By Graham Norwood
Offer too much and you’ll overpay; offer too little and you’ll miss out for ever. Here’s our top tips for handling this one-shot opportunity
It’s enough to make a buyer’s heart sink: just when you think you’ll make a killer offer on your dream home, the seller asks for sealed bids. This means all interested buyers are requested to submit a bid in a sealed envelope by a set date. It’s a one-shot opportunity: offer too much and you’ll overpay; offer too little and you’ll miss out for ever.
It’s made worse because sealed bids — also known as “informal tenders” — are one-sided affairs. The vendor and agent have all the information on the property, its condition, rival offers and the deadlines and motivations behind the sale. The buyer has… well, not much at all.
Does this process only happen when the local market is strong?
Not always. Sealed bids often crop up for “really high-quality, best-in-class properties”, says Caspar Harvard-Walls, a partner at Black Brick buying agency. “As an extreme example, an unmodernised detached villa in Holland Park, west London, went on the market at about £13m. A round of sealed bids later, it sold last month for more than £18m.”
In a buoyant location, sealed bids can be used to heighten attention and offers. Yet Jeremy Leaf, who runs the north London estate agency Jeremy Leaf & Co, sounds a note of caution: “The whole process could be a bluff in a slower market by owners and agents trying to fool the few prospective purchasers that demand is stronger than it really is.”
Can a buyer find out who they’re bidding against?
It’s not easy, but if you push an agent or seller, you might wheedle out vital intelligence. “For example, if you’re only bidding against one other party who needs a mortgage, you may decide to make a slightly lower bid,” Harvard-Walls says. “If you’re bidding against five others who are all cash buyers, you may choose to go higher.” Canny bidders will seek out the vendor’s social-media accounts to see if they’ve blabbed online about why they are moving.
What counts in a bid? Is it just down to price?
Obviously, the amount offered is crucial, but in a difficult market where a third of agreed sales fall through, costing an average of £2,899 in wasted fees, according to Market Financial Solutions, you should also use the bid to convince the seller that you’re ready to go, without complications.
Remember, there is no obligation for a vendor to choose the highest bid. Agents often advise that a lower offer is preferable if the sale that follows has fewer potential pitfalls.
So what should go in the bid letter?
Anything that gives you the edge as a buyer. Specify if you’re chain-free and/or a cash buyer (and how long it would take you to draw down the money), and provide a copy of the in-principle loan agreement should you need a mortgage. Give your conveyancer’s details and tell the vendor what stage your own sale is at.
Don’t be afraid to pull at a seller’s heartstrings. In America, it’s common to include a letter, with pictures of your family, to demonstrate how much you love the house and how it would be great for your kids/dependents/dog. Estate agents in catchment areas for sought-after schools say the idea is catching on over here, too.
Any clever tricks?

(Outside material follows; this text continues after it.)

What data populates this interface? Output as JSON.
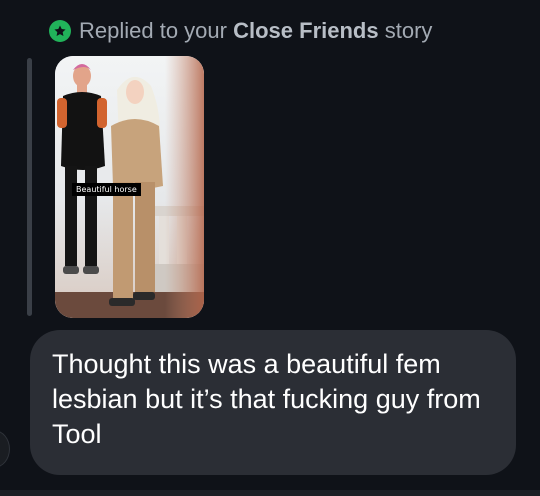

If you’re super-keen, commission a survey of the house you want to buy before bidding. If no horrible problem surfaces, you can make an offer with the genuine promise that it’s not subject to a survey — another advantage over rival bidders. Instruct your solicitor to begin basic searches on the property, too, and let the seller know to emphasise that you’re willing to move quickly.
Vendors should be thinking ahead, too. Leaf says they should make some legal information available to would-be buyers during the process and have replies to conveyancer inquiries ready to go as soon as an offer is accepted. “After all that effort, owners would not want to be responsible for a sale falling through.”
What price should a buyer offer?
This is the trickiest bit. The property portals Rightmove, Zoopla and OnTheMarket will give you an idea of other asking prices in the area, while websites such as nethouseprices.com and mouseprice.com show what has been paid in the recent past — but that may be some months or even years earlier, and the market will have changed in the interim.
Obviously, you should put forward a sum you can afford — and remember, if it’s far more than a home is worth, your lender may not advance as much as you want. Mortgage firms make their own valuations, and you could be left high and dry if you bid wildly and can’t borrow enough.
The National Association of Estate Agents recommends avoiding round numbers so that you don’t find yourself making the exact same bid as someone else — you could bid £500,025 instead of £500,000.
And if I don’t win, that’s it?
Not necessarily — if you’re determined to get that house, keep in touch with the agent in case the successful bid falls through.